The '99 Problems' rapper has narrated an animated op-ed piece for the New York Times, in which he argued tough narcotics laws implemented by President Richard Nixon and extended by President Ronald Reagan have reaped little benefit, and disproportionately targeted Latino and black males.

In the video, which runs for nearly four minutes and features illustrations from artist Molly Crabapple, Jay said: "Drugs were bad; fried your brain. And drug dealers were monsters, the sole reason neighbourhoods and major cities were failing.

"No one wanted to talk about Reaganomics and the ending of social safety nets, the defunding of schools and the loss of jobs in cities across America. Young men like me who hustled became the sole villain, and drug addicts lacked moral fortitude."

The 45-year-old star - who has four-year-old daughter Blue Ivy with wife Beyonce - insisted more black people were imprisoned than their white counterparts as he discussed the mandatory minimum sentencing that put low-level drug dealers in jail, New York's tough Rockefeller laws and the "problem" of deadly narcotic crack.

He said: "Even though white people used and sold crack more than black people, somehow it was black people who went to prison.

"Crack is still talked about as a black problem."

Further claiming double standards, Jay slammed the hypocrisy of "the NYPD [raiding] our Brooklyn neighbourhoods, while Manhattan bankers openly used coke with impunity" and objecting that there are "kids at dorms in Columbia, where rates of marijuana use are equal to or worse than those in the hood, [who] are never targeted or ticketed."

The rap mogul - whose real name is Shawn Carter - concluded the US' tough stance has failed as drug usage rates are as high as they were when the laws were implemented and urged for a rethink on the policies.

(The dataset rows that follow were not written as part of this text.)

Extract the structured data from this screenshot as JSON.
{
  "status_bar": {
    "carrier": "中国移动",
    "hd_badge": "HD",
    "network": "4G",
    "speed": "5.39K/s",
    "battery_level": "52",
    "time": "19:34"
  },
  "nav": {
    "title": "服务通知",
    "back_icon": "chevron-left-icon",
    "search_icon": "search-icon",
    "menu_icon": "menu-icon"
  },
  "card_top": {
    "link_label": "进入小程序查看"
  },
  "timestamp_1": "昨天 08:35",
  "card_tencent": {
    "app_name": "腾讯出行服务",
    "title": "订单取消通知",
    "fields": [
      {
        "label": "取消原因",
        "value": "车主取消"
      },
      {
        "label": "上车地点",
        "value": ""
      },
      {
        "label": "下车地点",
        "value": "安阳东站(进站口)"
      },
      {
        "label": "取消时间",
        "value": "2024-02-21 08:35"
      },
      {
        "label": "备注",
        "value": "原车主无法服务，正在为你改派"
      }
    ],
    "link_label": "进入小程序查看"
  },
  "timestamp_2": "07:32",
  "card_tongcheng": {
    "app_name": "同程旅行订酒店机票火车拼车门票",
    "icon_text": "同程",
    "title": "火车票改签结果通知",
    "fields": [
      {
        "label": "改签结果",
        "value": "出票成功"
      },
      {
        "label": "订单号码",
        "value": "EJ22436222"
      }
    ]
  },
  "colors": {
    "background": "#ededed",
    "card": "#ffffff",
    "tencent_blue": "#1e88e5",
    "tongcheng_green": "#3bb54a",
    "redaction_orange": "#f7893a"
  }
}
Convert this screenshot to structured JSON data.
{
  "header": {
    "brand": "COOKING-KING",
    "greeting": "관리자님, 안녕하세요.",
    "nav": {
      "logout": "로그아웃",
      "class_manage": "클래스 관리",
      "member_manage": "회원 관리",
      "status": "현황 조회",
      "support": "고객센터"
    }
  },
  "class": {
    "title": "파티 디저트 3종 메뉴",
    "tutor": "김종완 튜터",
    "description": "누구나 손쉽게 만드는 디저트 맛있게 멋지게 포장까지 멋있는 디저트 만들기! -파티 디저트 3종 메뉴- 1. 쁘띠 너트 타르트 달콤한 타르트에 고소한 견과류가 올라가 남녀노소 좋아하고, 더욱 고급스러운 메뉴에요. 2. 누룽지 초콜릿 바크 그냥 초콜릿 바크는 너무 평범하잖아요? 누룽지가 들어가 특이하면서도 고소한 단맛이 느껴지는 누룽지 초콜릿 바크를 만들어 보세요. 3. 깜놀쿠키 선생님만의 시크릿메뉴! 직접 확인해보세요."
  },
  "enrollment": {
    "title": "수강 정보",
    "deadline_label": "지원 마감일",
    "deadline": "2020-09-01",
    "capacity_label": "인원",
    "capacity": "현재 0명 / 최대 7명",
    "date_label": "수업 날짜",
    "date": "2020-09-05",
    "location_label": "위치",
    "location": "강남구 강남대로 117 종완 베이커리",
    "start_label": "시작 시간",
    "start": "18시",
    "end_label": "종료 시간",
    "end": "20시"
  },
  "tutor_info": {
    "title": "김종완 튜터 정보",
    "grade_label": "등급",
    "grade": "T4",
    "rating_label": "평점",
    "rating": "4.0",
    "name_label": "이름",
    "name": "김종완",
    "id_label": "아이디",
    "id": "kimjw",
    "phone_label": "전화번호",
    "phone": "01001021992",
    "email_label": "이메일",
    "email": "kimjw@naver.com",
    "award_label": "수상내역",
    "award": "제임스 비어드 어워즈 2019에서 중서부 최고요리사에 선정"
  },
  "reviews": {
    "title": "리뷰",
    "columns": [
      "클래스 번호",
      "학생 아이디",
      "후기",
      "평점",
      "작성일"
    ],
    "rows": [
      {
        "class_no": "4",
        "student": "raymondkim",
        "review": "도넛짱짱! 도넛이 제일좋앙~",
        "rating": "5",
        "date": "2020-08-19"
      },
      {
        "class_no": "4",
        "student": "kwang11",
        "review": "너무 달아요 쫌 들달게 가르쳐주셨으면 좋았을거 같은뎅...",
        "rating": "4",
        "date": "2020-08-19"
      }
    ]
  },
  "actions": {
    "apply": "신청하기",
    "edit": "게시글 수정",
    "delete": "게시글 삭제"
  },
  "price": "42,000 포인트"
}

He said: "Rates of drug use are as high as they were when Nixon declared this so-called war in 1971.

"Forty-five years later, it's time to rethink our policies and laws. The War on Drugs is an epic fail."